Lyndon Baker describes how the Mobius strip and Euler's law can introduce pupils to the idea of topology.

What shape has Harry drawn on this clock face? Can you find its area? What is the largest number of square tiles that could cover this area?

On the graph there are 28 marked points. These points all mark the vertices (corners) of eight hidden squares. Can you find the eight hidden squares?

These are pictures of the sea defences at New Brighton. Can you work out what a basic shape might be in both images of the sea wall and work out a way they might fit together?

A game for 2 players. Can be played online. One player has 1 red counter, the other has 4 blue. The red counter needs to reach the other side, and the blue needs to trap the red.

What is the shape of wrapping paper that you would need to completely wrap this model?

Start with a large square, join the midpoints of its sides, you'll see four right angled triangles. Remove these triangles, a second square is left. Repeat the operation. What happens?

Can you find a way of representing these arrangements of balls?

Imagine a 3 by 3 by 3 cube made of 9 small cubes. Each face of the large cube is painted a different colour. How many small cubes will have two painted faces? Where are they?

We start with one yellow cube and build around it to make a 3x3x3 cube with red cubes. Then we build around that red cube with blue cubes and so on. How many cubes of each colour have we used?

An extension of noughts and crosses in which the grid is enlarged and the length of the winning line can to altered to 3, 4 or 5.

A cheap and simple toy with lots of mathematics. Can you interpret the images that are produced? Can you predict the pattern that will be produced using different wheels?

Players take it in turns to choose a dot on the grid. The winner is the first to have four dots that can be joined to form a square.

A game for 2 players. Given a board of dots in a grid pattern, players take turns drawing a line by connecting 2 adjacent dots. Your goal is to complete more squares than your opponent.

This article for teachers discusses examples of problems in which there is no obvious method but in which children can be encouraged to think deeply about the context and extend their ability to. . . .

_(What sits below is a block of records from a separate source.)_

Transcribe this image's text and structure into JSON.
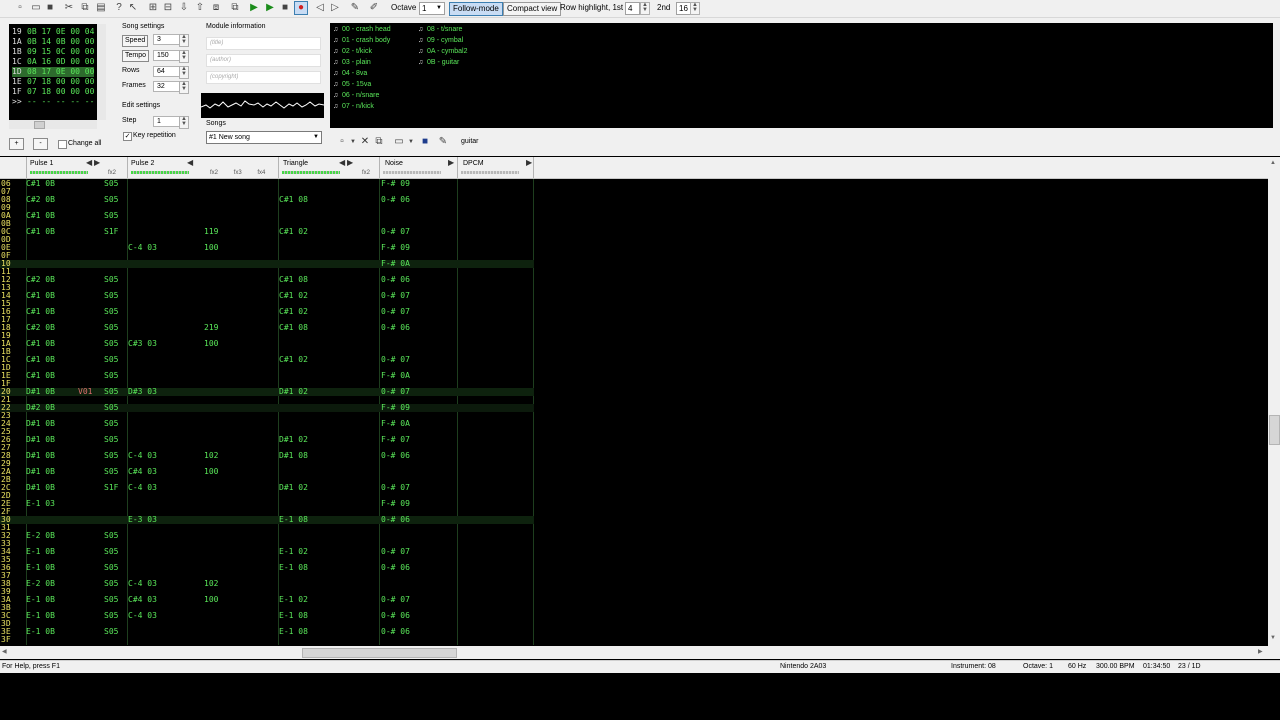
{
  "toolbar": {
    "octave_label": "Octave",
    "octave_value": "1",
    "follow_mode_label": "Follow-mode",
    "compact_view_label": "Compact view",
    "row_highlight_label": "Row highlight, 1st",
    "row_highlight_1st": "4",
    "row_highlight_2nd_label": "2nd",
    "row_highlight_2nd": "16",
    "icons": [
      "new-file-icon",
      "open-file-icon",
      "save-icon",
      "cut-icon",
      "copy-icon",
      "paste-icon",
      "help-icon",
      "cursor-help-icon",
      "insert-frame-icon",
      "remove-frame-icon",
      "move-frame-down-icon",
      "move-frame-up-icon",
      "duplicate-frame-icon",
      "clone-patterns-icon",
      "play-icon",
      "play-pattern-icon",
      "stop-icon",
      "record-icon",
      "previous-track-icon",
      "next-track-icon",
      "settings-icon",
      "edit-icon"
    ]
  },
  "frame_list": {
    "rows": [
      {
        "num": "19",
        "vals": "0B 17 0E 00 04"
      },
      {
        "num": "1A",
        "vals": "0B 14 0B 00 00"
      },
      {
        "num": "1B",
        "vals": "09 15 0C 00 00"
      },
      {
        "num": "1C",
        "vals": "0A 16 0D 00 00"
      },
      {
        "num": "1D",
        "vals": "08 17 0E 00 00"
      },
      {
        "num": "1E",
        "vals": "07 18 00 00 00"
      },
      {
        "num": "1F",
        "vals": "07 18 00 00 00"
      },
      {
        "num": ">>",
        "vals": "-- -- -- -- --"
      }
    ],
    "add_label": "+",
    "remove_label": "-",
    "change_all_label": "Change all"
  },
  "song_settings": {
    "title": "Song settings",
    "speed_label": "Speed",
    "speed_value": "3",
    "tempo_label": "Tempo",
    "tempo_value": "150",
    "rows_label": "Rows",
    "rows_value": "64",
    "frames_label": "Frames",
    "frames_value": "32"
  },
  "edit_settings": {
    "title": "Edit settings",
    "step_label": "Step",
    "step_value": "1",
    "key_repetition_label": "Key repetition"
  },
  "module_info": {
    "title": "Module information",
    "title_placeholder": "(title)",
    "author_placeholder": "(author)",
    "copyright_placeholder": "(copyright)"
  },
  "songs": {
    "label": "Songs",
    "selected": "#1 New song"
  },
  "instruments": [
    {
      "id": "00",
      "name": "crash head"
    },
    {
      "id": "01",
      "name": "crash body"
    },
    {
      "id": "02",
      "name": "t/kick"
    },
    {
      "id": "03",
      "name": "plain"
    },
    {
      "id": "04",
      "name": "8va"
    },
    {
      "id": "05",
      "name": "15va"
    },
    {
      "id": "06",
      "name": "n/snare"
    },
    {
      "id": "07",
      "name": "n/kick"
    },
    {
      "id": "08",
      "name": "t/snare"
    },
    {
      "id": "09",
      "name": "cymbal"
    },
    {
      "id": "0A",
      "name": "cymbal2"
    },
    {
      "id": "0B",
      "name": "guitar"
    }
  ],
  "instrument_name_value": "guitar",
  "channels": [
    {
      "name": "Pulse 1",
      "fx": "fx2"
    },
    {
      "name": "Pulse 2",
      "fx": "fx2 fx3 fx4"
    },
    {
      "name": "Triangle",
      "fx": "fx2"
    },
    {
      "name": "Noise",
      "fx": ""
    },
    {
      "name": "DPCM",
      "fx": ""
    }
  ],
  "pattern_rows": [
    {
      "r": "06",
      "p1": "C#1 0B",
      "e1": "S05",
      "n": "F-# 09"
    },
    {
      "r": "07"
    },
    {
      "r": "08",
      "p1": "C#2 0B",
      "e1": "S05",
      "t": "C#1 08",
      "n": "0-# 06"
    },
    {
      "r": "09"
    },
    {
      "r": "0A",
      "p1": "C#1 0B",
      "e1": "S05"
    },
    {
      "r": "0B"
    },
    {
      "r": "0C",
      "p1": "C#1 0B",
      "e1": "S1F",
      "p2v": "119",
      "t": "C#1 02",
      "n": "0-# 07"
    },
    {
      "r": "0D"
    },
    {
      "r": "0E",
      "p2": "C-4 03",
      "p2v": "100",
      "n": "F-# 09"
    },
    {
      "r": "0F"
    },
    {
      "r": "10",
      "n": "F-# 0A",
      "big": true
    },
    {
      "r": "11"
    },
    {
      "r": "12",
      "p1": "C#2 0B",
      "e1": "S05",
      "t": "C#1 08",
      "n": "0-# 06"
    },
    {
      "r": "13"
    },
    {
      "r": "14",
      "p1": "C#1 0B",
      "e1": "S05",
      "t": "C#1 02",
      "n": "0-# 07"
    },
    {
      "r": "15"
    },
    {
      "r": "16",
      "p1": "C#1 0B",
      "e1": "S05",
      "t": "C#1 02",
      "n": "0-# 07"
    },
    {
      "r": "17"
    },
    {
      "r": "18",
      "p1": "C#2 0B",
      "e1": "S05",
      "p2v": "219",
      "t": "C#1 08",
      "n": "0-# 06"
    },
    {
      "r": "19"
    },
    {
      "r": "1A",
      "p1": "C#1 0B",
      "e1": "S05",
      "p2": "C#3 03",
      "p2v": "100"
    },
    {
      "r": "1B"
    },
    {
      "r": "1C",
      "p1": "C#1 0B",
      "e1": "S05",
      "t": "C#1 02",
      "n": "0-# 07"
    },
    {
      "r": "1D"
    },
    {
      "r": "1E",
      "p1": "C#1 0B",
      "e1": "S05",
      "n": "F-# 0A"
    },
    {
      "r": "1F"
    },
    {
      "r": "20",
      "p1": "D#1 0B",
      "v1": "V01",
      "e1": "S05",
      "p2": "D#3 03",
      "t": "D#1 02",
      "n": "0-# 07",
      "big": true
    },
    {
      "r": "21"
    },
    {
      "r": "22",
      "p1": "D#2 0B",
      "e1": "S05",
      "n": "F-# 09",
      "cur": true
    },
    {
      "r": "23"
    },
    {
      "r": "24",
      "p1": "D#1 0B",
      "e1": "S05",
      "n": "F-# 0A"
    },
    {
      "r": "25"
    },
    {
      "r": "26",
      "p1": "D#1 0B",
      "e1": "S05",
      "t": "D#1 02",
      "n": "F-# 07"
    },
    {
      "r": "27"
    },
    {
      "r": "28",
      "p1": "D#1 0B",
      "e1": "S05",
      "p2": "C-4 03",
      "p2v": "102",
      "t": "D#1 08",
      "n": "0-# 06"
    },
    {
      "r": "29"
    },
    {
      "r": "2A",
      "p1": "D#1 0B",
      "e1": "S05",
      "p2": "C#4 03",
      "p2v": "100"
    },
    {
      "r": "2B"
    },
    {
      "r": "2C",
      "p1": "D#1 0B",
      "e1": "S1F",
      "p2": "C-4 03",
      "t": "D#1 02",
      "n": "0-# 07"
    },
    {
      "r": "2D"
    },
    {
      "r": "2E",
      "p1": "E-1 03",
      "n": "F-# 09"
    },
    {
      "r": "2F"
    },
    {
      "r": "30",
      "p2": "E-3 03",
      "t": "E-1 08",
      "n": "0-# 06",
      "big": true
    },
    {
      "r": "31"
    },
    {
      "r": "32",
      "p1": "E-2 0B",
      "e1": "S05"
    },
    {
      "r": "33"
    },
    {
      "r": "34",
      "p1": "E-1 0B",
      "e1": "S05",
      "t": "E-1 02",
      "n": "0-# 07"
    },
    {
      "r": "35"
    },
    {
      "r": "36",
      "p1": "E-1 0B",
      "e1": "S05",
      "t": "E-1 08",
      "n": "0-# 06"
    },
    {
      "r": "37"
    },
    {
      "r": "38",
      "p1": "E-2 0B",
      "e1": "S05",
      "p2": "C-4 03",
      "p2v": "102"
    },
    {
      "r": "39"
    },
    {
      "r": "3A",
      "p1": "E-1 0B",
      "e1": "S05",
      "p2": "C#4 03",
      "p2v": "100",
      "t": "E-1 02",
      "n": "0-# 07"
    },
    {
      "r": "3B"
    },
    {
      "r": "3C",
      "p1": "E-1 0B",
      "e1": "S05",
      "p2": "C-4 03",
      "t": "E-1 08",
      "n": "0-# 06"
    },
    {
      "r": "3D"
    },
    {
      "r": "3E",
      "p1": "E-1 0B",
      "e1": "S05",
      "t": "E-1 08",
      "n": "0-# 06"
    },
    {
      "r": "3F"
    }
  ],
  "status_bar": {
    "help": "For Help, press F1",
    "chip": "Nintendo 2A03",
    "instrument": "Instrument: 08",
    "octave": "Octave: 1",
    "rate": "60 Hz",
    "bpm": "300.00 BPM",
    "time": "01:34:50",
    "position": "23 / 1D"
  },
  "colors": {
    "pattern_bg": "#000000",
    "note_green": "#5ae85a",
    "row_number_yellow": "#e8e060",
    "toolbar_bg": "#f0f0f0"
  }
}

A game has a special dice with a colour spot on each face. These three pictures show different views of the same dice. What colour is opposite blue?

Mathematics is the study of patterns. Studying pattern is an opportunity to observe, hypothesise, experiment, discover and create.

What is the total area of the four outside triangles which are outlined in red in this arrangement of squares inside each other?

What is the greatest number of squares you can make by overlapping three squares?

These points all mark the vertices (corners) of ten hidden squares. Can you find the 10 hidden squares?

Square It game for an adult and child. Can you come up with a way of always winning this game?

Choose a box and work out the smallest rectangle of paper needed to wrap it so that it is completely covered.

Imagine a 4 by 4 by 4 cube. If you and a friend drill holes in some of the small cubes in the ways described, how many will not have holes drilled through them?

Find a way to cut a 4 by 4 square into only two pieces, then rejoin the two pieces to make an L shape 6 units high.

The aim of the game is to slide the green square from the top right hand corner to the bottom left hand corner in the least number of moves.

What happens when you turn these cogs? Investigate the differences between turning two cogs of different sizes and two cogs which are the same.

Here's a simple way to make a Tangram without any measuring or ruling lines.

Can you fit the tangram pieces into the outlines of the workmen?

Can you fit the tangram pieces into the outline of Little Ming and Little Fung dancing?

Can you arrange the shapes in a chain so that each one shares a face (or faces) that are the same shape as the one that follows it?

Can you fit the tangram pieces into the outline of this shape. How would you describe it?

The image in this problem is part of a piece of equipment found in the playground of a school. How would you describe it to someone over the phone?

Can you fit the tangram pieces into the outlines of the chairs?

Can you fit the tangram pieces into the outlines of the lobster, yacht and cyclist?

Can you fit the tangram pieces into the outlines of these clocks?

Can you fit the tangram pieces into the outline of the child walking home from school?

How can the same pieces of the tangram make this bowl before and after it was chipped? Use the interactivity to try and work out what is going on!

Reasoning about the number of matches needed to build squares that share their sides.

Can you fit the tangram pieces into the outlines of the watering can and man in a boat?

Can you fit the tangram pieces into the outlines of Mai Ling and Chi Wing?

Which of these dice are right-handed and which are left-handed?

Investigate how the four L-shapes fit together to make an enlarged L-shape. You could explore this idea with other shapes too.

This article looks at levels of geometric thinking and the types of activities required to develop this thinking.

Can you cut a regular hexagon into two pieces to make a parallelogram? Try cutting it into three pieces to make a rhombus!

Can you fit the tangram pieces into the outlines of the candle and sundial?

Can you fit the tangram pieces into the outline of these rabbits?

I found these clocks in the Arts Centre at the University of Warwick intriguing - do they really need four clocks and what times would be ambiguous with only two or three of them?